Crowd funding is always a risky business for creators, but Dan Brereton has made a habit out of producing a number of deluxe hard cover editions of his artwork through crowd funding’s big gorilla, Kickstarter. The Nocturnals artist’s projects have always exceeded expectations, in terms of both monetary and fan goals, and Brereton is now prepared “to go big or go home”.

Brerton’s latest project is a deluxe, monster-sized edition of his 1999 cult classic comic book, Giantkiller, which captures all of the kaiju-themed mayhem of the original release with some added extras and a format worthy of the title.   The new hardcover edition measures an impressive 8 1/2 x 12 1/2 -inch volume with 240 pages, and “…additional story art in the form of a new Epilogue, a big concept gallery of sketches, a large Rogues’ Gallery of guest artist pin-ups and more!”   According to the official press release, “Brereton feels it’s one of the coolest things he’s done in comics, ‘It was something that made me ridiculously happy while I was working on it for two years. I can’t believe it’s been two decades. I still think about those characters and still want to do so much more.” read more

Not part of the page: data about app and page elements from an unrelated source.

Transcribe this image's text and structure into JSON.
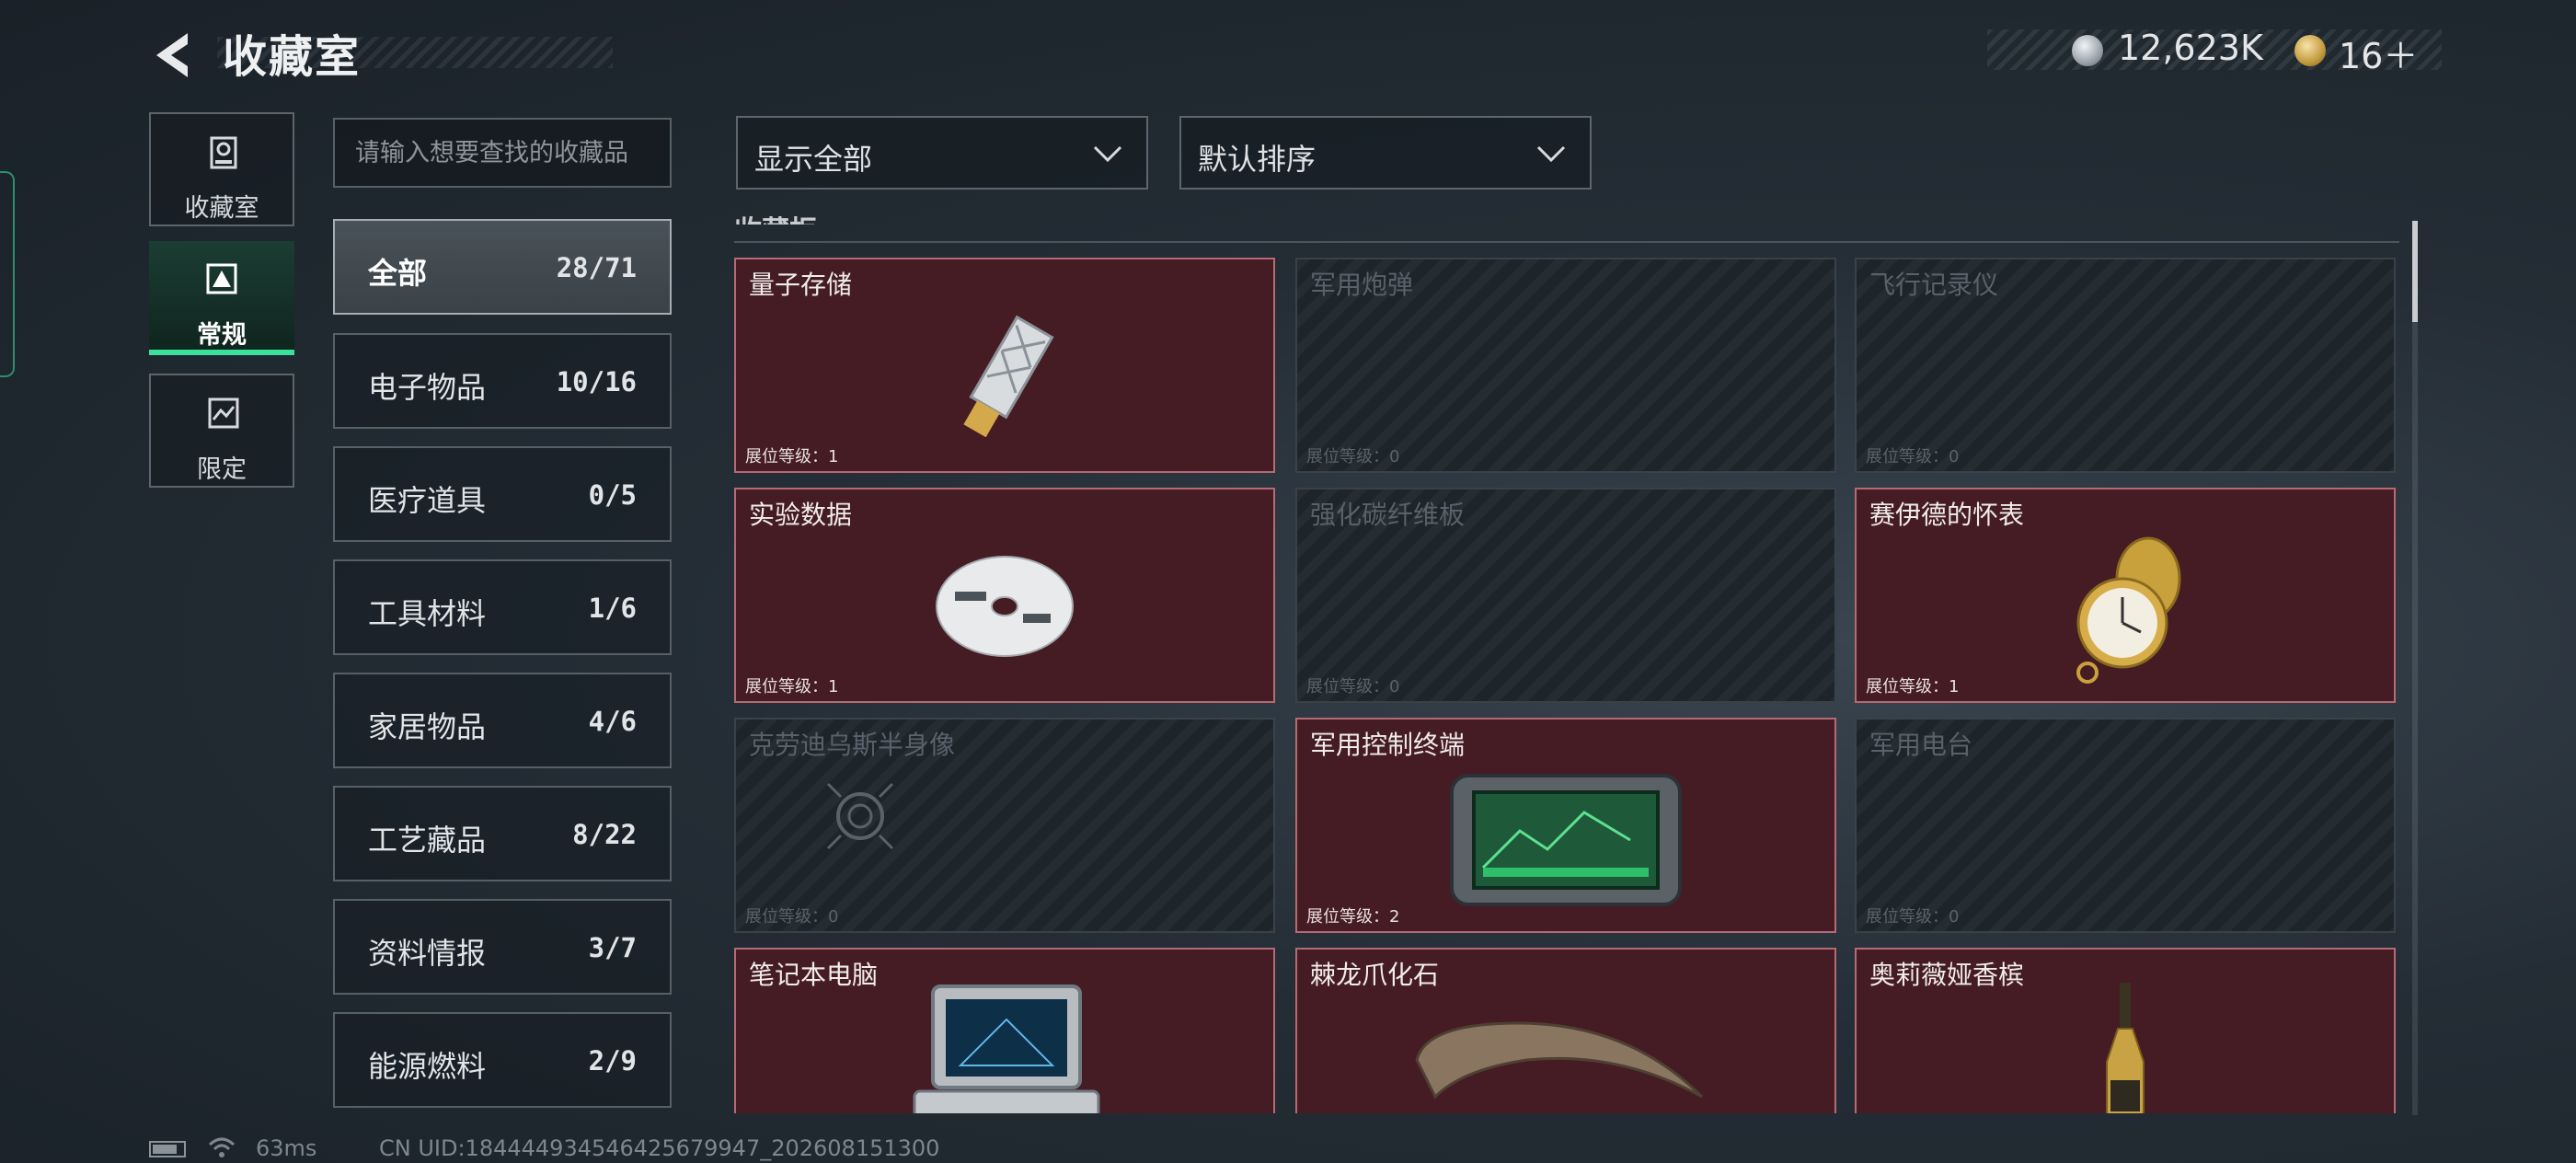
{
  "header": {
    "title": "收藏室",
    "currencies": [
      {
        "icon": "silver-coin-icon",
        "amount": "12,623K"
      },
      {
        "icon": "gold-coin-icon",
        "amount": "16＋"
      }
    ]
  },
  "side_tabs": [
    {
      "label": "收藏室",
      "icon": "collection-room-icon",
      "active": false
    },
    {
      "label": "常规",
      "icon": "regular-icon",
      "active": true
    },
    {
      "label": "限定",
      "icon": "limited-icon",
      "active": false
    }
  ],
  "search": {
    "placeholder": "请输入想要查找的收藏品",
    "value": ""
  },
  "categories": [
    {
      "name": "全部",
      "count": "28/71",
      "active": true
    },
    {
      "name": "电子物品",
      "count": "10/16",
      "active": false
    },
    {
      "name": "医疗道具",
      "count": "0/5",
      "active": false
    },
    {
      "name": "工具材料",
      "count": "1/6",
      "active": false
    },
    {
      "name": "家居物品",
      "count": "4/6",
      "active": false
    },
    {
      "name": "工艺藏品",
      "count": "8/22",
      "active": false
    },
    {
      "name": "资料情报",
      "count": "3/7",
      "active": false
    },
    {
      "name": "能源燃料",
      "count": "2/9",
      "active": false
    }
  ],
  "filters": {
    "display": {
      "selected": "显示全部"
    },
    "sort": {
      "selected": "默认排序"
    }
  },
  "section": {
    "header": "收藏柜"
  },
  "items": [
    {
      "name": "量子存储",
      "level": "展位等级：1",
      "owned": true,
      "icon": "usb-drive-icon"
    },
    {
      "name": "军用炮弹",
      "level": "展位等级：0",
      "owned": false,
      "icon": "artillery-shell-icon"
    },
    {
      "name": "飞行记录仪",
      "level": "展位等级：0",
      "owned": false,
      "icon": "flight-recorder-icon"
    },
    {
      "name": "实验数据",
      "level": "展位等级：1",
      "owned": true,
      "icon": "disc-icon"
    },
    {
      "name": "强化碳纤维板",
      "level": "展位等级：0",
      "owned": false,
      "icon": "carbon-plate-icon"
    },
    {
      "name": "赛伊德的怀表",
      "level": "展位等级：1",
      "owned": true,
      "icon": "pocket-watch-icon"
    },
    {
      "name": "克劳迪乌斯半身像",
      "level": "展位等级：0",
      "owned": false,
      "icon": "bust-icon"
    },
    {
      "name": "军用控制终端",
      "level": "展位等级：2",
      "owned": true,
      "icon": "control-terminal-icon"
    },
    {
      "name": "军用电台",
      "level": "展位等级：0",
      "owned": false,
      "icon": "radio-icon"
    },
    {
      "name": "笔记本电脑",
      "level": "",
      "owned": true,
      "icon": "laptop-icon"
    },
    {
      "name": "棘龙爪化石",
      "level": "",
      "owned": true,
      "icon": "claw-fossil-icon"
    },
    {
      "name": "奥莉薇娅香槟",
      "level": "",
      "owned": true,
      "icon": "champagne-icon"
    }
  ],
  "status_bar": {
    "ping": "63ms",
    "uid": "CN UID:1844449345464256799​47_202608151300"
  },
  "colors": {
    "accent": "#3ce09a",
    "owned_card": "#451c23",
    "locked_card": "#1d242a"
  }
}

‘Nocturnals: The Sinister Path’: The Horror News Network Review

If one were to ask any comic fan the following question:  “Name a pulp-noir monster hero that combined suspense and hard-boiled action with a distinct artistic style?”, the vast majority of fans would quickly answer with the name “Hellboy”.  While this answer is undoubtedly true, there was a team of “monster-men” who debuted around the same time as “Big Red” who would also fit this description to a tee: Dan Brereton’s Nocturnals.

Originally published by Malibu Comics’ creator-owned Bravura imprint in 1995, The Nocturnals was like a delicious Halloween treat for fans of Universal Monsters,  pulp-era detective stories, and film noir. Made even more unique by the beautifully painted art of Dan Brereton, the Nocturnals made an impression on many a discerning fan in a decade that was infamously known for trading cards, holofoil covers, and the great comic book crash which forced more than half of the comic book stores in America to close their doors. read more